Block wet sanding (finishing paper and a sanding block) is the most effective tool for paint defect removal because of its linear process you abrade the paint surface flat until the defects are removed. Non- diminishing abrasives, a flat foam pad and a rigid backing plate are very similar in application.

The other similarity between using a non-diminishing abrasive polish and block wet-sanding with finishing paper; the cleaner the media, the more consistent the polishing will be.

It the polishing media becomes saturated, they lose their abrasive abilities. A linear abrasive eliminates the ‘abrasive cycle’ as you have a constant and consistent abrasive medium, the longer you work the abrasive the more surface defects are removed.
Linear abrasive polishes / compounds provides a constant cutting abrasive, as the abrasives remains uniform in size throughout the polishing process, so you need to check the surface often. They should be used with a semi-rigid backing plate and a cutting foam or wool pad until the defects are removed (1200 – 1500 RPM) but do not allow the polish too completely dry (as this will also produce holograms) and ensure that pad surface is cleaned by removing paint / polish debris regularly This type of compound / polish process usually requires subsequent polishing step(s) to further refine the finish and to produce a shine

Cons - the lubricating oils dry out, thereby providing a shorter working time, producing more abrasive dust and the possibility of dry buffing

Mequiar’s Super Micro Abrasive Technology (SMAT) - that is used in these polishes (M105 Ultra Cut Compound 1200< grit CAS 10/10 and M205 Ultra Finishing Polish CAS4/10) utilizes non-diminishing abrasives

Wihelm G
10-06-2011, 10:51 AM
I think that's the case. Sorry for the confusion!:thumbup:

You are not responsible for any confusion-- the detailing industry has not adopted any uniform standards for many things, such as what constitutes a "polish", what is or isn't a "wax", what is the real diameter of a 5" backing plate, whether a "rinseless wash" product can be considered a "waterless wash" product, and many more.

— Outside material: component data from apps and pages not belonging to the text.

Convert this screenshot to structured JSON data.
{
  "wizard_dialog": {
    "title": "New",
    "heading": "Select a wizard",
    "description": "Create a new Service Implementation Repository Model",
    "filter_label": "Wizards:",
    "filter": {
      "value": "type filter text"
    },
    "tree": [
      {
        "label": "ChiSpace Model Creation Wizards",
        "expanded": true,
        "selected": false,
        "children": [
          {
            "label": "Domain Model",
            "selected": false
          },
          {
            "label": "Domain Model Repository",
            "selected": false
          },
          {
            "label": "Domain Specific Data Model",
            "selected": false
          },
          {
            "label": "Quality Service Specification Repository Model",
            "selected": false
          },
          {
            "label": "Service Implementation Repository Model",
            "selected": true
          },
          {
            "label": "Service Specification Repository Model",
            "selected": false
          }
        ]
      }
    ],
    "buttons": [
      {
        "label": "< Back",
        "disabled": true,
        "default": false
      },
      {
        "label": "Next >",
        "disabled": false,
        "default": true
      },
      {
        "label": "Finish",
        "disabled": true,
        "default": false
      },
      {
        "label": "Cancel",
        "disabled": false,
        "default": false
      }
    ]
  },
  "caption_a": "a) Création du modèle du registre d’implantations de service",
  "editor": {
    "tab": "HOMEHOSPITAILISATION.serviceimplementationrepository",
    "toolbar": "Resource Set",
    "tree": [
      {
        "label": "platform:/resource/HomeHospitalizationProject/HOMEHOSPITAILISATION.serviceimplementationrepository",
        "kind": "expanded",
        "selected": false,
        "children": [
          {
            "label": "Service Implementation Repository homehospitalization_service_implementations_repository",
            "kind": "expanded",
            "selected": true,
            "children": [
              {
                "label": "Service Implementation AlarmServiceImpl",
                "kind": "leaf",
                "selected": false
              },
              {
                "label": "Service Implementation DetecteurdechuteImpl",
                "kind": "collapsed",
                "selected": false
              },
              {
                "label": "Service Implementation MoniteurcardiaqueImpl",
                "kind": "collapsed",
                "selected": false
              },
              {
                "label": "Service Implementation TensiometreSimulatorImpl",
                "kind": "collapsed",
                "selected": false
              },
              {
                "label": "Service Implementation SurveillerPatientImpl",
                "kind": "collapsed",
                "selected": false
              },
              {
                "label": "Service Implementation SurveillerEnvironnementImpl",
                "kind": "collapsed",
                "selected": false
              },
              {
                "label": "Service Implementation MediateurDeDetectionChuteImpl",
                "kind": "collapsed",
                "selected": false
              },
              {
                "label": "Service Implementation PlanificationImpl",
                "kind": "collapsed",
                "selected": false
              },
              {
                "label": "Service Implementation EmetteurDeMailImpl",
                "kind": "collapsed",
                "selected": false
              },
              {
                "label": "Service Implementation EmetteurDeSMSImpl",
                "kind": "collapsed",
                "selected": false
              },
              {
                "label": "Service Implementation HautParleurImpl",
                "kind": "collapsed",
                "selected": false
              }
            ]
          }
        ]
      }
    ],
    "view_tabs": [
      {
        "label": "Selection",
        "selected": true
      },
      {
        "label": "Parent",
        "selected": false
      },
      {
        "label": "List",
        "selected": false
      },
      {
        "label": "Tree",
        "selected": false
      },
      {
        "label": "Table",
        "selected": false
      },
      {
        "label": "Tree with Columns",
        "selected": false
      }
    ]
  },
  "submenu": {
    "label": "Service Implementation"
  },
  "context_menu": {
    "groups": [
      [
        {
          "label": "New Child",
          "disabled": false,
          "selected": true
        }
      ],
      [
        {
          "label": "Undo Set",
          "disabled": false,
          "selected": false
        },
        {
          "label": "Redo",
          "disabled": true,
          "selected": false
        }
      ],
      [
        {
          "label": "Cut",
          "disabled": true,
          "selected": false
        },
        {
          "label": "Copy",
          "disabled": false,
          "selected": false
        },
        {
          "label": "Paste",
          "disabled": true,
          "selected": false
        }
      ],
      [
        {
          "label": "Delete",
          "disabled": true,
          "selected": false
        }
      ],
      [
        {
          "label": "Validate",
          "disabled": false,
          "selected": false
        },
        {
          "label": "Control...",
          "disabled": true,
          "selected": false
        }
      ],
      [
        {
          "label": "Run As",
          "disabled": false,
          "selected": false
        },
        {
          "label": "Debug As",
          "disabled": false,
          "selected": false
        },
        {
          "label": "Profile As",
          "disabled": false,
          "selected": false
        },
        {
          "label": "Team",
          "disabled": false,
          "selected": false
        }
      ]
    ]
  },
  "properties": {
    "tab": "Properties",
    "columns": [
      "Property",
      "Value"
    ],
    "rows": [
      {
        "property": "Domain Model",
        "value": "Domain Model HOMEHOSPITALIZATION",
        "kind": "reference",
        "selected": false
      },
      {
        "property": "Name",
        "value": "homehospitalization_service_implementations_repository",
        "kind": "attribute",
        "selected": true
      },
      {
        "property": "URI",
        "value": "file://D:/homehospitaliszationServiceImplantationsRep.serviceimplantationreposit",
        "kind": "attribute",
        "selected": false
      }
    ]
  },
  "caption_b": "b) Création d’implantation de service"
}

Someone pointed out the Griot's Garage DA polisher. Griot's describes it as a "dual action orbital" (their words) but they call it their "6' Random Orbital" (also their words). Including the "6 inch" in the name alone tells me it's not what I usually refer to as a "random orbital".

Anyway, I tend to favor Meguiar's use of various terminology-- they've been around the longest, and their products are very good, relatively inexpensive and widely available Plus their free Detailing 101 class at their Irvine headquarters is a pretty thorough intro to functionality of lots of different car care products, not just Meguiar's. But, again, people use whatever terms they prefer for whatever reason. Doesn't mean anyone is right or wrong, just that it may help to be aware there is some differences in terminology.